■ **Task requirements**: Looking at the data that follows, count the lines containing the word "value" and write down only that count.

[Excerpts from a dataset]
=== Begin Enclosure ===

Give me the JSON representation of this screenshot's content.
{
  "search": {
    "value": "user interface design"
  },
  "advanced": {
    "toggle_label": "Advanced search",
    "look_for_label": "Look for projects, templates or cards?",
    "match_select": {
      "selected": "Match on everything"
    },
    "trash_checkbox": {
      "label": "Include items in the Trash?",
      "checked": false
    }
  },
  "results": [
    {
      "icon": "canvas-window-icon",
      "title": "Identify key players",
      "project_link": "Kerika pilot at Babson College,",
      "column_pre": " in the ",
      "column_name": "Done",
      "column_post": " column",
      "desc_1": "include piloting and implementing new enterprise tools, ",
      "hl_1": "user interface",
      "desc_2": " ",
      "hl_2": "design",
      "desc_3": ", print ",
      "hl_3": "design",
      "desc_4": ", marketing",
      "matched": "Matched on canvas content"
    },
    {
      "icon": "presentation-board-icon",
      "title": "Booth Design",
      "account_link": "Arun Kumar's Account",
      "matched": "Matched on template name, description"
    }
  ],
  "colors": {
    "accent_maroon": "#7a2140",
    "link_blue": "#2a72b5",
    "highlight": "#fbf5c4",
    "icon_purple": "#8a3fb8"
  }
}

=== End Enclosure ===
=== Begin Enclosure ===

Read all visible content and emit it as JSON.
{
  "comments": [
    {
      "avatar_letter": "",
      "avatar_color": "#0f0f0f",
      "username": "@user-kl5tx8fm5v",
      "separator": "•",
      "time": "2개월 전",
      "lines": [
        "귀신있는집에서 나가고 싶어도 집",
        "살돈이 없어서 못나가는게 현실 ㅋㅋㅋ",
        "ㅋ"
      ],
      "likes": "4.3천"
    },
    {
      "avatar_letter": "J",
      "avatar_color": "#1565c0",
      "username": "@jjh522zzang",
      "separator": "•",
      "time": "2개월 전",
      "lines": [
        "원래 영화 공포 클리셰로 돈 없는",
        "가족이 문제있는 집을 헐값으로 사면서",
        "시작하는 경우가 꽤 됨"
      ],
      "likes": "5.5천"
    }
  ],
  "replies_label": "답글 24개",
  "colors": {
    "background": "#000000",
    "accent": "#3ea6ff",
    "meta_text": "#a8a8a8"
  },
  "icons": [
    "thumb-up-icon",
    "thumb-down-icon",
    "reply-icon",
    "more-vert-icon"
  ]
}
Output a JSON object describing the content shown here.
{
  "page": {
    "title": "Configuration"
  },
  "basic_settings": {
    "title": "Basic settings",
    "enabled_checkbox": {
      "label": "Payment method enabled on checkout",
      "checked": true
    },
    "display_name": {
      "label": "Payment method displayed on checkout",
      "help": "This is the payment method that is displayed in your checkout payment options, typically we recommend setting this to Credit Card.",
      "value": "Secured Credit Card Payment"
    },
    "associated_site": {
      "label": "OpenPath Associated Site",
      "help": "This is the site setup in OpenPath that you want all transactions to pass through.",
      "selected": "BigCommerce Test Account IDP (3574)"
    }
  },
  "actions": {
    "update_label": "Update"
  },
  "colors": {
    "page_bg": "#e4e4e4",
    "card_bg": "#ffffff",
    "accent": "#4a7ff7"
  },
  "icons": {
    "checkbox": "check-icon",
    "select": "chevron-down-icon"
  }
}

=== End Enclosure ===

■ **Written solution**: 2